Essentials you need to make a terrarium
Essentials you need to make a terrarium

Even for those who consider themselves to be plant-challenged, terrariums are wonderful and impressive gifts. They are sometimes referred to as a garden under glass. No matter how big it is, a terrarium will have four layers: gravel, moss, soil, and plants.

A terrarium is a container for indoor gardening that houses plants. It is often built of glass that is either completely or partially enclosed to let light and heat in while keeping moisture in check. The Latin words terra and arium are combined to form the word terrarium. A terrarium can be used for a variety of things. They might be produced solely for aesthetic purposes, for scientific research, or for plant reproduction.

Larger houseplants can be accommodated in larger terrariums, but fast-growing species and those with large leaves should be avoided since they may obstruct the light that the smaller plants require. Look for plants that do well in low to medium light when selecting terrarium plants. Choose a variety of leaf sizes, textures, and colors for visual appeal.

Choosing the container and plants for your terrarium is half the fun. There are many types of specialized terrarium containers that you can buy, including some that cost hundreds of dollars and look like tiny Victorian greenhouses or conservatories. However, you can make a terrarium using nearly any transparent glass container with a wide opening, lid included or not like glass succulent bowl.

The majority of garden centers often have terrarium plants in miniature right next to the fairy garden supplies. Choose terrarium plants that will fit in your container and have different foliage types and heights, preferably without touching the terrarium’s sides.

The absence of drainage holes in the terrarium container will prevent water from reaching the plant roots, so you will need to create a drainage layer. Start by adding a 2-inch layer of crushed stone or gravel to the terrarium’s base. For a tall, narrow terrarium, you'll need a deeper layer of drainage stones than you would for a wide, shallow one. After that, cover the stones with an inch to a half-inch layer of activated charcoal using a large spoon or trowel to promote drainage and eliminate any odors.

Next, apply a layer of sheet moss to prevent the potting soil from mixing with the stones and charcoal. Your terrarium's moss adds to its visual appeal. Use a large spoon or small trowel to spread a thin layer of damp, sterile potting soil over the moss. Because terrarium plants don't need additional fertilizer, use potting soil without any added fertilizer. There should be at least a couple inches of potting soil added. The soil level needs to be kept low enough for the plants to fit inside the container with room to grow without touching the top of a closed terrarium.

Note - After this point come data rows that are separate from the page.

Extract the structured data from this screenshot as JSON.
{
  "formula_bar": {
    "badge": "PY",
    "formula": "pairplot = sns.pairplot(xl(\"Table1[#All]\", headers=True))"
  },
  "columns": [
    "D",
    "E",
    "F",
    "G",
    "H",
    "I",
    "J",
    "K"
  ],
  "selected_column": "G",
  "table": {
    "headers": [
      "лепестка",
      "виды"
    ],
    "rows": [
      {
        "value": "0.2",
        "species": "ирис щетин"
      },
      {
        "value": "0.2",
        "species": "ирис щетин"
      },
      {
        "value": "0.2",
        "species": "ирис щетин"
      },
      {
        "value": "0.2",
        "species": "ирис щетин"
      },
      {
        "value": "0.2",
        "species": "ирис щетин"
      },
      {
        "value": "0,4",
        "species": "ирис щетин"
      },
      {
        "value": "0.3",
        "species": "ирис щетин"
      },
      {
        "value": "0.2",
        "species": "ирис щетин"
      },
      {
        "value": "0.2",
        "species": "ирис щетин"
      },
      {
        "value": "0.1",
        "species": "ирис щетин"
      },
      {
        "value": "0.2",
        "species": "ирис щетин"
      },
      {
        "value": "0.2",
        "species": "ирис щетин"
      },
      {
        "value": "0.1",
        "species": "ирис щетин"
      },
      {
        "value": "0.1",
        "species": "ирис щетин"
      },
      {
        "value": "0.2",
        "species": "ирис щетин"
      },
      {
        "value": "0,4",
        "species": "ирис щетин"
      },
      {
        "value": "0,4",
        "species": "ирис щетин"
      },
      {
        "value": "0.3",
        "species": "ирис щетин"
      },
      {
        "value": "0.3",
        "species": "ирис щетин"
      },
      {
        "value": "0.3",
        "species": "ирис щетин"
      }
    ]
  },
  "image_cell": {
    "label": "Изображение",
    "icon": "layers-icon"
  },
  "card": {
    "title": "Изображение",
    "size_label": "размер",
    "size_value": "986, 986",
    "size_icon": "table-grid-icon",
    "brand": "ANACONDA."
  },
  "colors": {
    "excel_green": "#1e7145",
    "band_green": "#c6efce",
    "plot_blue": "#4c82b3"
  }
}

Use a spray bottle or a small watering can with a rose attachment on its spout to water the plants so they are damp but not drenched.